We often hear that, but this time, with the full plans revealed for what will be called the Camden-Kershaw County Visitors Center, we believe it will actually be true.

As detailed in today’s top story, the city of Camden and Central Carolina Technical College (CCTC), along with numerous other partners in Kershaw County and at the state and national level, plan to break ground sometime this spring on a three-building, truly regional visitors center.

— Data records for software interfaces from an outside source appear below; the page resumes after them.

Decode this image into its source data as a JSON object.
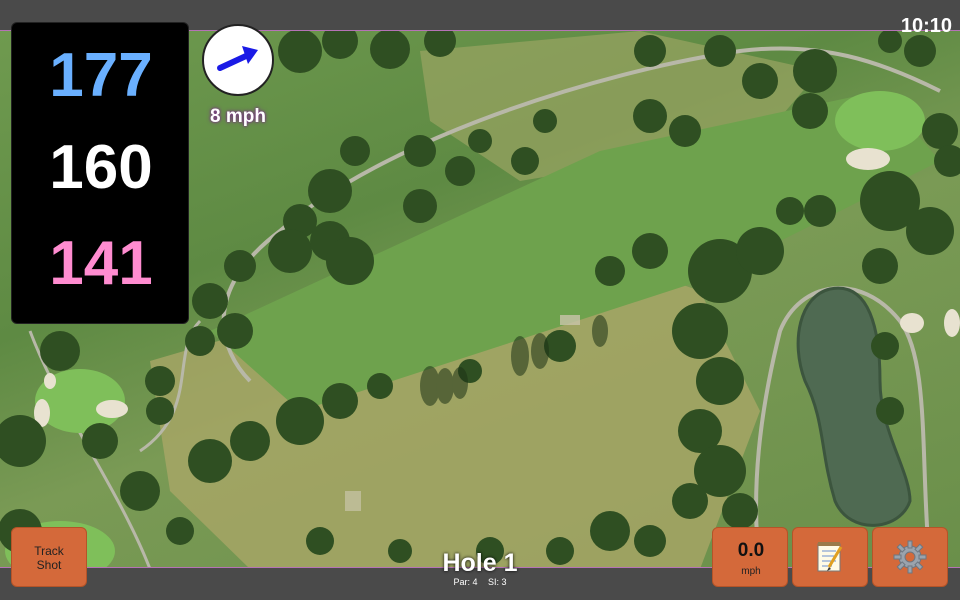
{
  "status": {
    "time": "10:10"
  },
  "distances": {
    "back": "177",
    "middle": "160",
    "front": "141"
  },
  "wind": {
    "speed": "8 mph",
    "direction_icon": "wind-arrow-icon"
  },
  "buttons": {
    "track_shot": {
      "line1": "Track",
      "line2": "Shot"
    },
    "speed": {
      "value": "0.0",
      "unit": "mph"
    },
    "notes_icon": "notepad-icon",
    "settings_icon": "gear-icon"
  },
  "hole": {
    "title": "Hole 1",
    "par": "Par: 4",
    "si": "SI: 3"
  },
  "colors": {
    "back": "#6ab0ff",
    "middle": "#ffffff",
    "front": "#ff8cd0",
    "button": "#d4693a"
  }
}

Building “No. 1,” if you will, will be the actual visitors center, filled with exhibits and other information about Camden and Kershaw County’s history, with emphasis on the Revolutionary War period, as well as Native and African-American history. Staff, including CCTC students, will help interpret those exhibits, but, just as importantly, guide them toward visiting sites across the county -- including Elgin, Bethune, Liberty Hill and our other communities -- and beyond. This will tie Camden and Kershaw County to the whole of the Southern Campaign, including the nascent Liberty Trail between Charleston and the Upstate. That staff would also direct them to our shops, restaurants, hotels, parks and other local amenities.

As State Sen. Vincent Sheheen -- the man Kershaw County should most thank for making this dream a reality -- so aptly put it Friday, people interested in the Southern Campaign and the Revolutionary War are “going to have to come here. They’re going to have to check that box.”

The second building will be, primarily, CCTC’s to use, although it will be open to others for a variety of purposes. Essentially, a classroom/meeting/tour facility with a full kitchen, it will be a true multi-purpose facility, something Sheheen said is “desperately needed” here. We wholeheartedly agree.

The third building will be an open-air market, primarily for area residents to use in a variety of ways. There will also be a courtyard nestled between the three buildings and generous parking, including space for tour buses.

The designs for the visitors center and market buildings are based on ones from Camden’s early history. The visitors center will be built to mimic an old tavern from the 1770s that was torn down in 1958; the open-air market will be similar to one at the foot of the Clock Tower when it stood across from the Robert Mills Courthouse. This is perfect, in our opinion, giving visitors a taste of what the rest of Camden and Kershaw County have to offer.

If you get a sense that we are excited, you’re not wrong. Think of what else is happening and has already happened along Broad Street and throughout downtown Camden. During the past few years the area has seen the installation of wayfinding and other signage and the complete renovations of Rhame Arena and Zemp Stadium. The city is poised to take over and refurbish the Robert Mills Courthouse. And, directly across the street from the future visitors center, contractors are preparing the former site of Shirley’s Taxidermy for construction of a nursing/memory care center to be operated by Affinity Living Group.

All of that will, in about a year’s time, will be anchored by the new visitors center. Imagine being a newcomer to the area and getting off I-20 at the very well-lit Exit 98 with its restaurants and hotels. Once you pass the gas station at Black River Road, you are taken back in time over the swampy area of Big Pine Tree Creek.

And then, as the trees suddenly thin out, you are greeted by the Camden-Kershaw County Visitors Center, welcoming you to the city, county and beyond.

So, a huge thank you to Sen. Sheheen for bringing together everyone involved in this massive collaboration. There is no doubt in our minds that this will be a game changer -- and a major one at that -- bringing thousands, perhaps tens of thousands, of visitors to Camden and Kershaw County. These visitors will avail themselves of everything we have to offer.

That could entice even more business and industry to locate here. And who knows -- perhaps visitors will turn into neighbors, coming to love our communities as much as those who live here already do.